Support Center

            How To Import SMG User's S/MIME Certificates into Microsoft Outlook

            Introduction

            The article describes how to manually trust and use GlobalCerts S/MIME certificates within Microsoft Outlook. It is useful for any 3rd parties that would like to use S/MIME to secure their email with a GlobalCerts user. It assumes you have already have installed your own S/MIME certificate on Outlook.

            Once configured, S/MIME email signing and encryption is an easy, automated way to secure your sensitive email communications. It is the best way to ensure the integrity and confidentiality of sensitive emails with your business partners. However, it can be extremely frustrating because the sender not only needs their own certificates properly installed on each mail client they use, but must also have the each recipient's S/MIME certificates to send securely to them. 

            Without a gateway-level solution like the SecureMail Gateway from GlobalCerts, you will not only have to load your S/MIME certificates onto every device used to send email, but also import all 3rd party certificates you of any recipients with which you want to send S/MIME email. This can quickly become a very time-consuming task even if you only have just a few partners to use and a couple devices. This guide will walk you through the process of importing an SMG user's S/MIME certificates after you have received an S/MIME signed or encrypted email from them.

            Trusting and Importing the SMG User's Certificates

            If you have received an S/MIME signed or encrypted email from a GlobalCerts customer, here are the steps you need to perform on your computer to trust and import their signing and encryption certificates:

            1) Locate a signed email from the contact in your inbox and click to open it.

            2) Click on the certificate warning icon on the right hand side of the header:



            3) Trust and install the certificate authority (it should be named 'GlobalCerts Root Certificate Authority' if using our default issued certificates).
            The fingerprint should be:
            New SHA256 Certificate Authority: f0c351047bf93ab8a6c7ace741d5bc2f96a09a97
            Older SHA1 Certificate Authority: f1a99926ca02a23700ae0d3345fbfa6cd3afb2f6:


            4) Now when you reload the signed email, it will show a red ribbon icon indicating the message signature is valid and trusted. You can click on the ribbon to view the details:




            5)You can now reply to this signed email using S/MIME encryption. Outlook will automatically utilize the SMG user's public key to encrypt the email with S/MIME. This will also add/import the user's S/MIME certificates to your local computer, usually under the 'Certificates - Current User'  -> 'Other People' certificate store. However, you will not be able to compose a new S/MIME email to this user until you 'import' their public encryption certificate into their Outlook Contact.


            Importing S/MIME certificates from a signed email into an Outlook Contact

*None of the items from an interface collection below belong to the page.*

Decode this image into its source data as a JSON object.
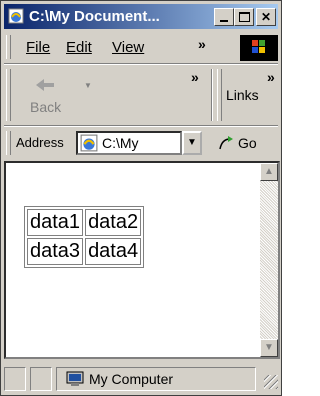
{
  "window": {
    "title": "C:\\My Document...",
    "minimize_icon": "minimize-icon",
    "maximize_icon": "maximize-icon",
    "close_icon": "close-icon"
  },
  "menu": {
    "items": [
      "File",
      "Edit",
      "View"
    ],
    "more": "»"
  },
  "toolbar": {
    "back_label": "Back",
    "more": "»",
    "links_label": "Links",
    "links_more": "»"
  },
  "address": {
    "label": "Address",
    "value": "C:\\My",
    "go_label": "Go"
  },
  "table": {
    "rows": [
      [
        "data1",
        "data2"
      ],
      [
        "data3",
        "data4"
      ]
    ]
  },
  "status": {
    "zone_text": "My Computer"
  },
  "colors": {
    "titlebar_start": "#0a246a",
    "titlebar_end": "#a6caf0",
    "face": "#d4d0c8"
  }
}
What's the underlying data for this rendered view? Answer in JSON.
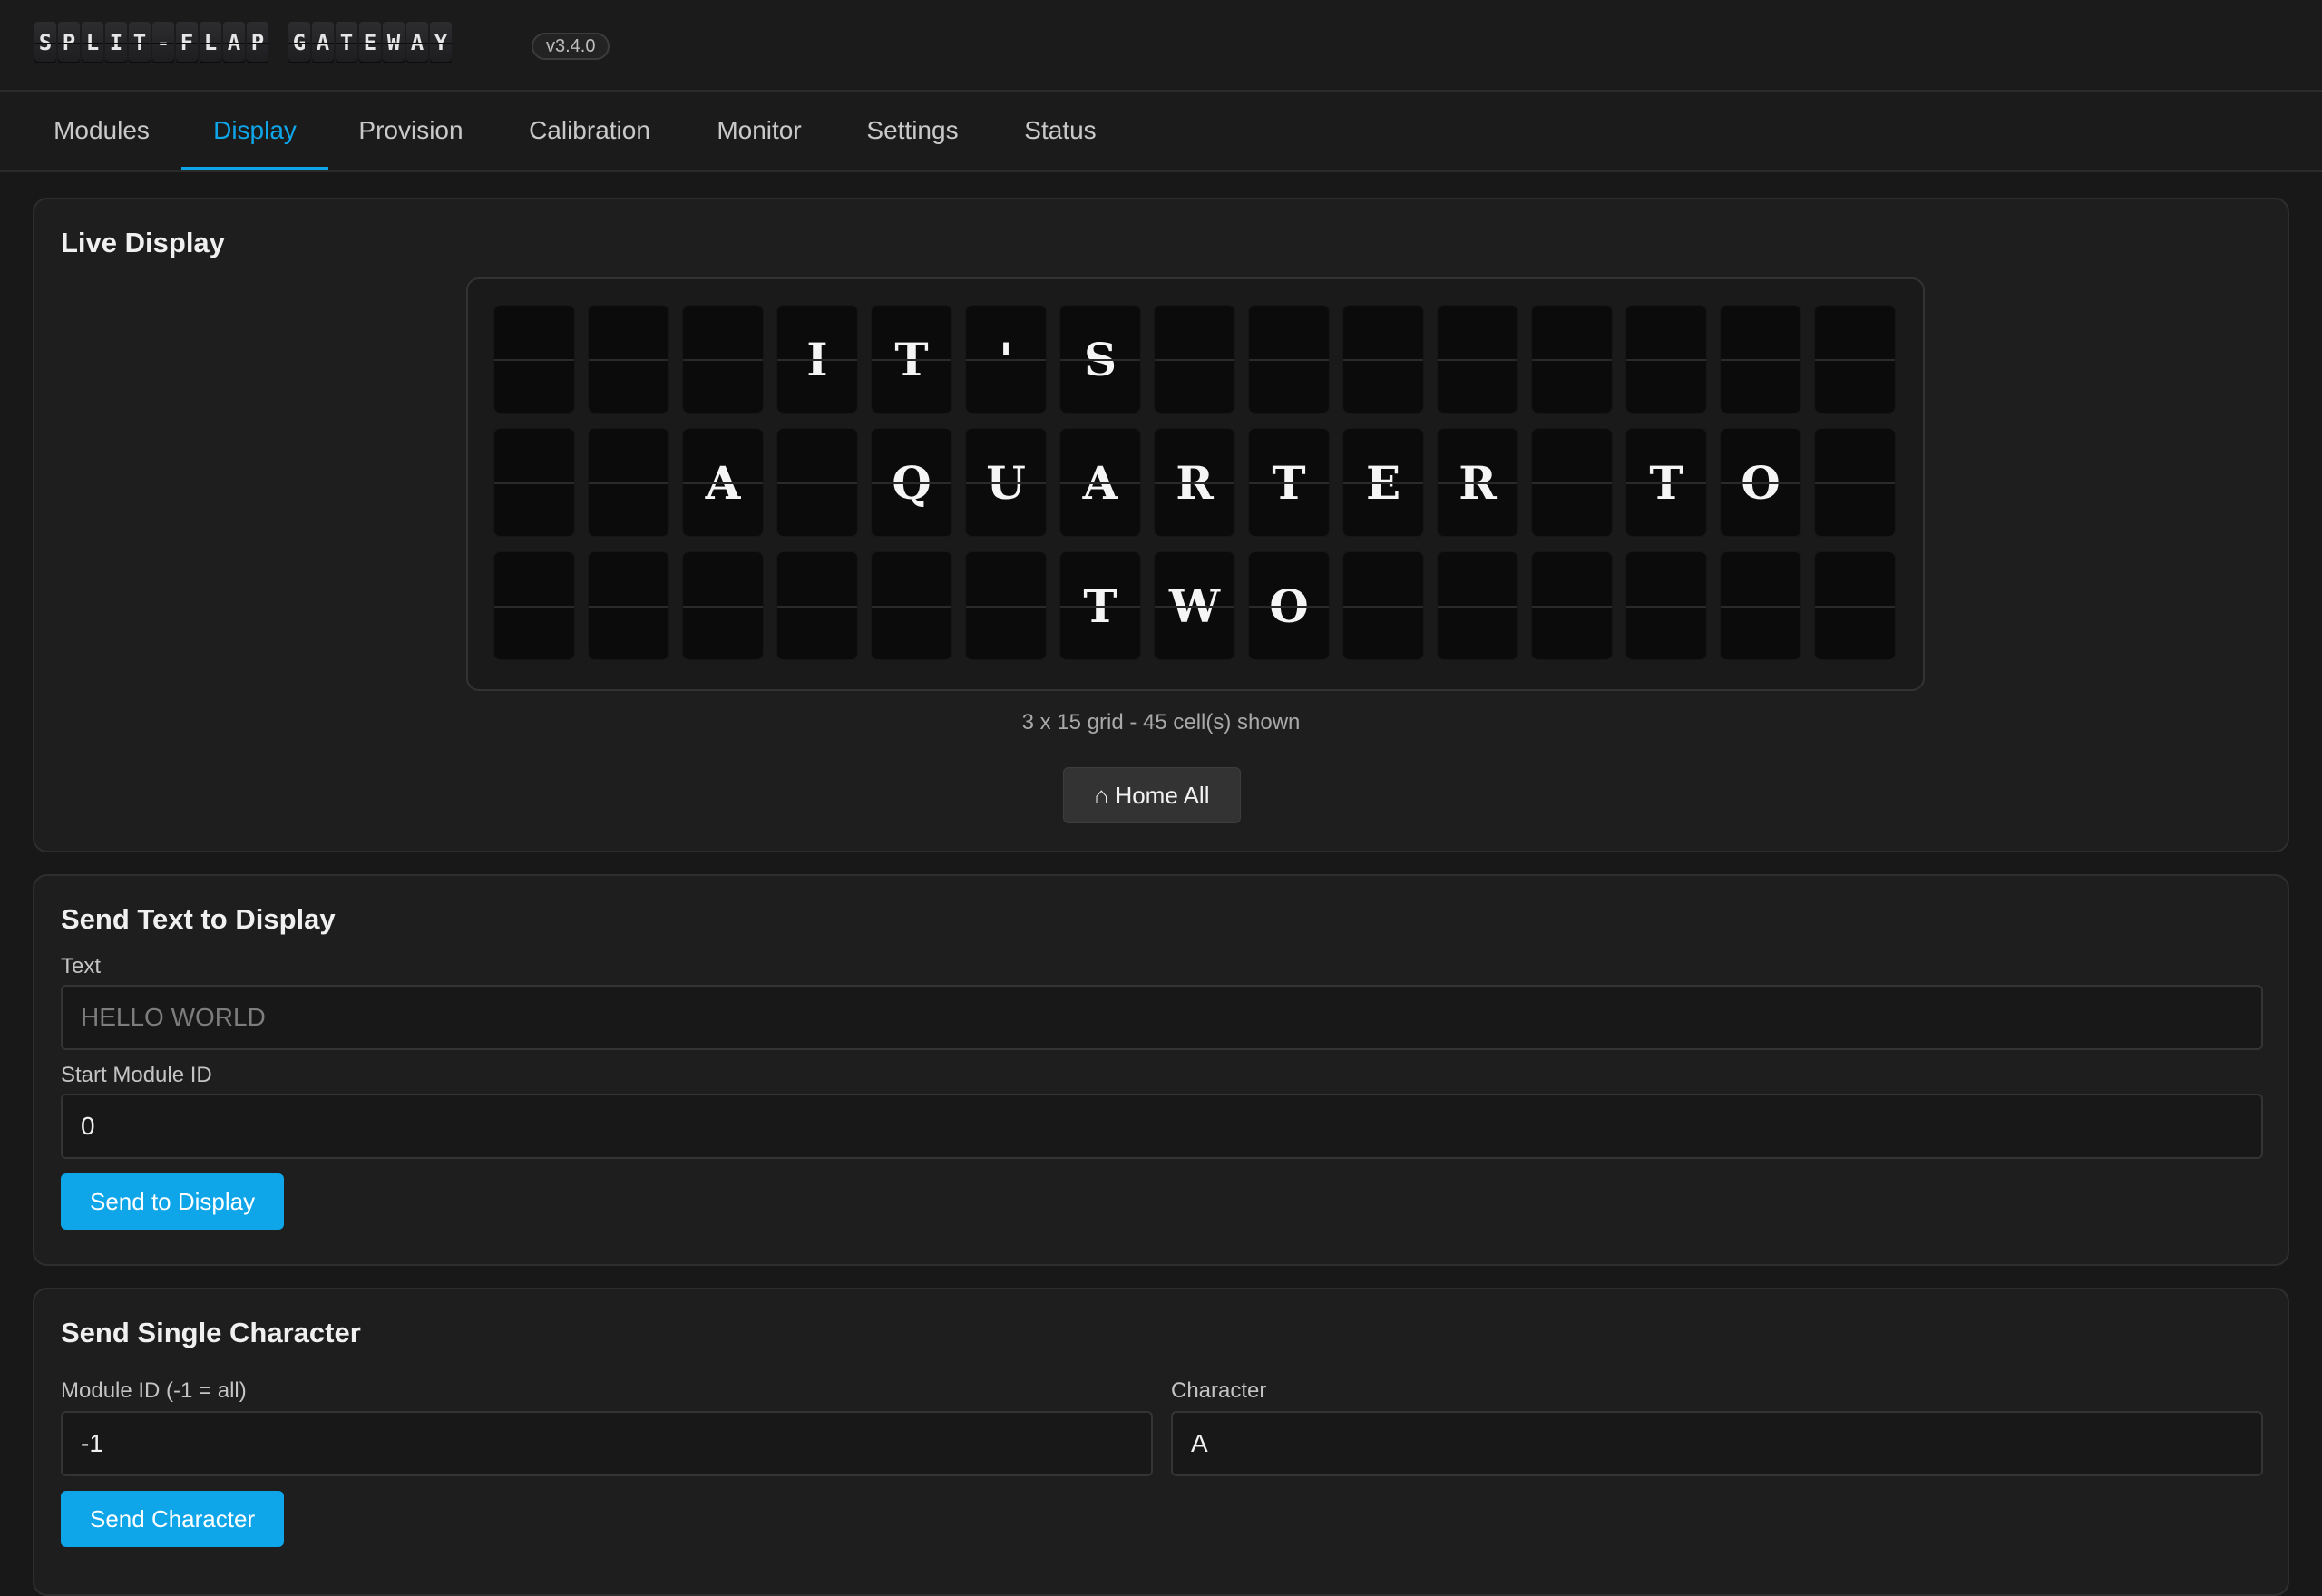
{
  "header": {
    "brand_words": [
      "SPLIT-FLAP",
      "GATEWAY"
    ],
    "version": "v3.4.0"
  },
  "tabs": [
    {
      "label": "Modules"
    },
    {
      "label": "Display",
      "active": true
    },
    {
      "label": "Provision"
    },
    {
      "label": "Calibration"
    },
    {
      "label": "Monitor"
    },
    {
      "label": "Settings"
    },
    {
      "label": "Status"
    }
  ],
  "live_display": {
    "title": "Live Display",
    "rows": [
      [
        "",
        "",
        "",
        "I",
        "T",
        "'",
        "S",
        "",
        "",
        "",
        "",
        "",
        "",
        "",
        ""
      ],
      [
        "",
        "",
        "A",
        "",
        "Q",
        "U",
        "A",
        "R",
        "T",
        "E",
        "R",
        "",
        "T",
        "O",
        ""
      ],
      [
        "",
        "",
        "",
        "",
        "",
        "",
        "T",
        "W",
        "O",
        "",
        "",
        "",
        "",
        "",
        ""
      ]
    ],
    "caption": "3 x 15 grid - 45 cell(s) shown",
    "home_button": "⌂ Home All"
  },
  "send_text": {
    "title": "Send Text to Display",
    "text_label": "Text",
    "text_placeholder": "HELLO WORLD",
    "start_label": "Start Module ID",
    "start_value": "0",
    "button": "Send to Display"
  },
  "send_char": {
    "title": "Send Single Character",
    "module_label": "Module ID (-1 = all)",
    "module_value": "-1",
    "char_label": "Character",
    "char_value": "A",
    "button": "Send Character"
  },
  "colors": {
    "accent": "#0ea5e9",
    "background": "#181818",
    "panel": "#1e1e1e"
  }
}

            When you receive a signed email in Outlook, you can easily import the public certificates present in the signature and associate them with an Outlook 'Contact'. This will allow you to associate and use their public S/MIME certificate to send them new S/MIME secured emails from Outlook.

            1) First make sure the certificate authority is trusted by following the above section.

            2) Next, open a signed email from the person and right click on their email address (the 'From' at the top of the reading pane).

            3) Then, click the 'Add to Outlook Contacts' in the popup. If you already have a contact associated with them


            4) Click the 'Certificates' at the top ribbon to confirm Outlook has associated their certificate with the contact:

            5) Finally Click the 'Save & Close' button to save the contact:

             
            Now you should be able to compose a NEW email in Outlook to this user and use S/MIME encryption to send to them.

            All S/MIME certificates, including ones issued by GlobalCerts, only have a limited validity period. (usually 1 year). Once the certificate expires you will no longer be able to use it and must import the user's new S/MIME certificate.

            Conclusion

            Importing an SMG user's S/MIME certificate(s) into your Outlook client can be a somewhat involved process. Keep in mind that in most cases it is not absolutely necessary, and the only thing you may need to do to send S/MIME email to them is explicitly trust the Certificate Authority of the user's certificate (see Trusting and Importing an SMG User's Certificates above) 

            With a gateway-level solution like the GlobalCerts SecureMail Gateway, all of these steps are done automatically. External certificates are automatically harvested and can immediately be used by all senders in your organization. Furthermore, there is no need to perform these steps on each device; you can even use mobile devices and web clients that normally don't support S/MIME. For more information on the benefits of using a secure email solution, please contact GlobalCerts Sales.

            Updated: 23 Nov 2019 08:57 AM
            Helpful?  
            Help us to make this article better
            0 0